## About this task
For every line below, set down an identical copy.

## Record excerpts
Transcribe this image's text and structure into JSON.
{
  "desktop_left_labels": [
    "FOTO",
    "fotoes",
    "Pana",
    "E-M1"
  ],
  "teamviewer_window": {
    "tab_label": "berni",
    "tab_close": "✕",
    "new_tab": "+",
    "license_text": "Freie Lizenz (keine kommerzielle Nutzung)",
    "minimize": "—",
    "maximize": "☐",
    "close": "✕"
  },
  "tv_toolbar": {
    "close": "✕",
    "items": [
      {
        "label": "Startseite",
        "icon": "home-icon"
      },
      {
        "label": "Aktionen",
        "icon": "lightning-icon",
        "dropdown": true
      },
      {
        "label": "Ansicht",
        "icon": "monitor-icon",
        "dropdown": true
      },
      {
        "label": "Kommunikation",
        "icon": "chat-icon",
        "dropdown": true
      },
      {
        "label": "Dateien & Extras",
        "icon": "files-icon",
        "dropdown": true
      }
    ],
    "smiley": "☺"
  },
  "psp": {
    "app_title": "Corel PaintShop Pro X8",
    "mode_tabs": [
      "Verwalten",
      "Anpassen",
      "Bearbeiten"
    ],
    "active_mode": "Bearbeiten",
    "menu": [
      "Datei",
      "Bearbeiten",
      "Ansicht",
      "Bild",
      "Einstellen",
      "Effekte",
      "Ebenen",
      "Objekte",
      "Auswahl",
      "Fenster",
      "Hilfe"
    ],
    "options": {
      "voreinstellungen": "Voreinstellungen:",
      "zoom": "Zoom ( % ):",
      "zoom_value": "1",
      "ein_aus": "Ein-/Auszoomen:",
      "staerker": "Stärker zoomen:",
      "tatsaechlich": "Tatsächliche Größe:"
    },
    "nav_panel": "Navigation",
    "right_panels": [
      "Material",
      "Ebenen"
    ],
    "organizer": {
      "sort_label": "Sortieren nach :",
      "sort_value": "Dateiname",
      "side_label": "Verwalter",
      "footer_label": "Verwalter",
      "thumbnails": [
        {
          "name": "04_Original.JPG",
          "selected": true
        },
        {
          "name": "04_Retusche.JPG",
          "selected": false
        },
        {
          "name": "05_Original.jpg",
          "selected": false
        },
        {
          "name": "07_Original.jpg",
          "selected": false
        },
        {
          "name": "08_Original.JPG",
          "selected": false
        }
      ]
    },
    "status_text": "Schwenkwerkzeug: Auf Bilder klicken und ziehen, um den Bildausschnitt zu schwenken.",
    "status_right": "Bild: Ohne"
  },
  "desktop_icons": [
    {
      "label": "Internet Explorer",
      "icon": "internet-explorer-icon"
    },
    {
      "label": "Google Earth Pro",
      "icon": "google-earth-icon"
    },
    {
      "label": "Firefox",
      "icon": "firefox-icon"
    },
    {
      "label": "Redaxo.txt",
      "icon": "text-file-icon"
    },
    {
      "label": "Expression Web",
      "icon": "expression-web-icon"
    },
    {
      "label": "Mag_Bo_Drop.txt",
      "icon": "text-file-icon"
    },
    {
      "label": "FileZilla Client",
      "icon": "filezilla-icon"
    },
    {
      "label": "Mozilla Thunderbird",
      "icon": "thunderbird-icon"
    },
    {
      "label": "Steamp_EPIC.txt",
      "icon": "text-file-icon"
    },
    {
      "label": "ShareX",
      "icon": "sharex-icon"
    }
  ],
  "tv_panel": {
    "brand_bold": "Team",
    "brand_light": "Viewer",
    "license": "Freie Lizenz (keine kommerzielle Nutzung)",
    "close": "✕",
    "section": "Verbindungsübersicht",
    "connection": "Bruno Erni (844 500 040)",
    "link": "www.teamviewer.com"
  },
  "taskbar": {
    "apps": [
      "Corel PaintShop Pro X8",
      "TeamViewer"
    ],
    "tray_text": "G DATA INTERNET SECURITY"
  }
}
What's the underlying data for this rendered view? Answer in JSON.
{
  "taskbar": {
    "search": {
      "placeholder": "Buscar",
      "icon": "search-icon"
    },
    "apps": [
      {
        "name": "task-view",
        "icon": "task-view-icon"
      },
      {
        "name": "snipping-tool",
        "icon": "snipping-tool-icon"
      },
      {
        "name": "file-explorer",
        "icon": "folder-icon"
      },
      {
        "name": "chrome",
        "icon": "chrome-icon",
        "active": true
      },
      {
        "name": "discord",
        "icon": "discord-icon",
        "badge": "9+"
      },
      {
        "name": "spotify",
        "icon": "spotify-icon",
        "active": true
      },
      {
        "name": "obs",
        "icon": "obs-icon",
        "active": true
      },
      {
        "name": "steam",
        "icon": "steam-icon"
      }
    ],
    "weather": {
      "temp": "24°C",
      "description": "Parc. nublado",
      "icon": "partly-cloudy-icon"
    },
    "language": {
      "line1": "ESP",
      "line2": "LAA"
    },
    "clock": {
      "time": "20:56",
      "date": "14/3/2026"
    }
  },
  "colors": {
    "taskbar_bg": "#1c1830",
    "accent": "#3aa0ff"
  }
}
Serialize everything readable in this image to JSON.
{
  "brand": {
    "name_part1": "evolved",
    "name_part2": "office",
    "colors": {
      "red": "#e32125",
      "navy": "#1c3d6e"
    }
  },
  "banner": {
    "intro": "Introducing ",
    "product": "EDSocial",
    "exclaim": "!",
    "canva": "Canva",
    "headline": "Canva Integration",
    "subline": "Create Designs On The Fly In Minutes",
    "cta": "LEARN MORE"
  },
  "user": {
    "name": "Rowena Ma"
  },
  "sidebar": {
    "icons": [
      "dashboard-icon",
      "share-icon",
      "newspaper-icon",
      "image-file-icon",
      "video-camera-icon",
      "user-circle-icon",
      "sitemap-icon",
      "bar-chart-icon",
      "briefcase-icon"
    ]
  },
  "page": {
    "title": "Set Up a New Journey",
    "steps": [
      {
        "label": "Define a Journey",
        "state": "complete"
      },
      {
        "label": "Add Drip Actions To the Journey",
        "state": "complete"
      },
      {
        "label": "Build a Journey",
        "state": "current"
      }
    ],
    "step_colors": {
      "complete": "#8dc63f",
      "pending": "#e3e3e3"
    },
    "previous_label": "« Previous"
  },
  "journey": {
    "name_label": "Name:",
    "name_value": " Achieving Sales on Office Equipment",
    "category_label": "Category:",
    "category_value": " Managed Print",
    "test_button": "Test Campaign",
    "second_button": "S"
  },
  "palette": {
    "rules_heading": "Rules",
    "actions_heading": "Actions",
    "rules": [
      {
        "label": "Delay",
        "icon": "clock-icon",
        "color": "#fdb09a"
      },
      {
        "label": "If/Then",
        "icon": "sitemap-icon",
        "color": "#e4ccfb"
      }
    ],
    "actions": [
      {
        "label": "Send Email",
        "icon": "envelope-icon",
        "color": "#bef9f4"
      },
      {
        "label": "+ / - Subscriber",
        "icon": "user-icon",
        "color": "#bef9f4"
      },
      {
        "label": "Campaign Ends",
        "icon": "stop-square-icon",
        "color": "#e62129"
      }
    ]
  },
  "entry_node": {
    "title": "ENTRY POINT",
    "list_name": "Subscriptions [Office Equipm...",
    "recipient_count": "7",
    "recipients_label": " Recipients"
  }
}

## Completed exercise
Transcribe this image's text and structure into JSON.
{
  "desktop_left_labels": [
    "FOTO",
    "fotoes",
    "Pana",
    "E-M1"
  ],
  "teamviewer_window": {
    "tab_label": "berni",
    "tab_close": "✕",
    "new_tab": "+",
    "license_text": "Freie Lizenz (keine kommerzielle Nutzung)",
    "minimize": "—",
    "maximize": "☐",
    "close": "✕"
  },
  "tv_toolbar": {
    "close": "✕",
    "items": [
      {
        "label": "Startseite",
        "icon": "home-icon"
      },
      {
        "label": "Aktionen",
        "icon": "lightning-icon",
        "dropdown": true
      },
      {
        "label": "Ansicht",
        "icon": "monitor-icon",
        "dropdown": true
      },
      {
        "label": "Kommunikation",
        "icon": "chat-icon",
        "dropdown": true
      },
      {
        "label": "Dateien & Extras",
        "icon": "files-icon",
        "dropdown": true
      }
    ],
    "smiley": "☺"
  },
  "psp": {
    "app_title": "Corel PaintShop Pro X8",
    "mode_tabs": [
      "Verwalten",
      "Anpassen",
      "Bearbeiten"
    ],
    "active_mode": "Bearbeiten",
    "menu": [
      "Datei",
      "Bearbeiten",
      "Ansicht",
      "Bild",
      "Einstellen",
      "Effekte",
      "Ebenen",
      "Objekte",
      "Auswahl",
      "Fenster",
      "Hilfe"
    ],
    "options": {
      "voreinstellungen": "Voreinstellungen:",
      "zoom": "Zoom ( % ):",
      "zoom_value": "1",
      "ein_aus": "Ein-/Auszoomen:",
      "staerker": "Stärker zoomen:",
      "tatsaechlich": "Tatsächliche Größe:"
    },
    "nav_panel": "Navigation",
    "right_panels": [
      "Material",
      "Ebenen"
    ],
    "organizer": {
      "sort_label": "Sortieren nach :",
      "sort_value": "Dateiname",
      "side_label": "Verwalter",
      "footer_label": "Verwalter",
      "thumbnails": [
        {
          "name": "04_Original.JPG",
          "selected": true
        },
        {
          "name": "04_Retusche.JPG",
          "selected": false
        },
        {
          "name": "05_Original.jpg",
          "selected": false
        },
        {
          "name": "07_Original.jpg",
          "selected": false
        },
        {
          "name": "08_Original.JPG",
          "selected": false
        }
      ]
    },
    "status_text": "Schwenkwerkzeug: Auf Bilder klicken und ziehen, um den Bildausschnitt zu schwenken.",
    "status_right": "Bild: Ohne"
  },
  "desktop_icons": [
    {
      "label": "Internet Explorer",
      "icon": "internet-explorer-icon"
    },
    {
      "label": "Google Earth Pro",
      "icon": "google-earth-icon"
    },
    {
      "label": "Firefox",
      "icon": "firefox-icon"
    },
    {
      "label": "Redaxo.txt",
      "icon": "text-file-icon"
    },
    {
      "label": "Expression Web",
      "icon": "expression-web-icon"
    },
    {
      "label": "Mag_Bo_Drop.txt",
      "icon": "text-file-icon"
    },
    {
      "label": "FileZilla Client",
      "icon": "filezilla-icon"
    },
    {
      "label": "Mozilla Thunderbird",
      "icon": "thunderbird-icon"
    },
    {
      "label": "Steamp_EPIC.txt",
      "icon": "text-file-icon"
    },
    {
      "label": "ShareX",
      "icon": "sharex-icon"
    }
  ],
  "tv_panel": {
    "brand_bold": "Team",
    "brand_light": "Viewer",
    "license": "Freie Lizenz (keine kommerzielle Nutzung)",
    "close": "✕",
    "section": "Verbindungsübersicht",
    "connection": "Bruno Erni (844 500 040)",
    "link": "www.teamviewer.com"
  },
  "taskbar": {
    "apps": [
      "Corel PaintShop Pro X8",
      "TeamViewer"
    ],
    "tray_text": "G DATA INTERNET SECURITY"
  }
}
What's the underlying data for this rendered view? Answer in JSON.
{
  "taskbar": {
    "search": {
      "placeholder": "Buscar",
      "icon": "search-icon"
    },
    "apps": [
      {
        "name": "task-view",
        "icon": "task-view-icon"
      },
      {
        "name": "snipping-tool",
        "icon": "snipping-tool-icon"
      },
      {
        "name": "file-explorer",
        "icon": "folder-icon"
      },
      {
        "name": "chrome",
        "icon": "chrome-icon",
        "active": true
      },
      {
        "name": "discord",
        "icon": "discord-icon",
        "badge": "9+"
      },
      {
        "name": "spotify",
        "icon": "spotify-icon",
        "active": true
      },
      {
        "name": "obs",
        "icon": "obs-icon",
        "active": true
      },
      {
        "name": "steam",
        "icon": "steam-icon"
      }
    ],
    "weather": {
      "temp": "24°C",
      "description": "Parc. nublado",
      "icon": "partly-cloudy-icon"
    },
    "language": {
      "line1": "ESP",
      "line2": "LAA"
    },
    "clock": {
      "time": "20:56",
      "date": "14/3/2026"
    }
  },
  "colors": {
    "taskbar_bg": "#1c1830",
    "accent": "#3aa0ff"
  }
}
Serialize everything readable in this image to JSON.
{
  "brand": {
    "name_part1": "evolved",
    "name_part2": "office",
    "colors": {
      "red": "#e32125",
      "navy": "#1c3d6e"
    }
  },
  "banner": {
    "intro": "Introducing ",
    "product": "EDSocial",
    "exclaim": "!",
    "canva": "Canva",
    "headline": "Canva Integration",
    "subline": "Create Designs On The Fly In Minutes",
    "cta": "LEARN MORE"
  },
  "user": {
    "name": "Rowena Ma"
  },
  "sidebar": {
    "icons": [
      "dashboard-icon",
      "share-icon",
      "newspaper-icon",
      "image-file-icon",
      "video-camera-icon",
      "user-circle-icon",
      "sitemap-icon",
      "bar-chart-icon",
      "briefcase-icon"
    ]
  },
  "page": {
    "title": "Set Up a New Journey",
    "steps": [
      {
        "label": "Define a Journey",
        "state": "complete"
      },
      {
        "label": "Add Drip Actions To the Journey",
        "state": "complete"
      },
      {
        "label": "Build a Journey",
        "state": "current"
      }
    ],
    "step_colors": {
      "complete": "#8dc63f",
      "pending": "#e3e3e3"
    },
    "previous_label": "« Previous"
  },
  "journey": {
    "name_label": "Name:",
    "name_value": " Achieving Sales on Office Equipment",
    "category_label": "Category:",
    "category_value": " Managed Print",
    "test_button": "Test Campaign",
    "second_button": "S"
  },
  "palette": {
    "rules_heading": "Rules",
    "actions_heading": "Actions",
    "rules": [
      {
        "label": "Delay",
        "icon": "clock-icon",
        "color": "#fdb09a"
      },
      {
        "label": "If/Then",
        "icon": "sitemap-icon",
        "color": "#e4ccfb"
      }
    ],
    "actions": [
      {
        "label": "Send Email",
        "icon": "envelope-icon",
        "color": "#bef9f4"
      },
      {
        "label": "+ / - Subscriber",
        "icon": "user-icon",
        "color": "#bef9f4"
      },
      {
        "label": "Campaign Ends",
        "icon": "stop-square-icon",
        "color": "#e62129"
      }
    ]
  },
  "entry_node": {
    "title": "ENTRY POINT",
    "list_name": "Subscriptions [Office Equipm...",
    "recipient_count": "7",
    "recipients_label": " Recipients"
  }
}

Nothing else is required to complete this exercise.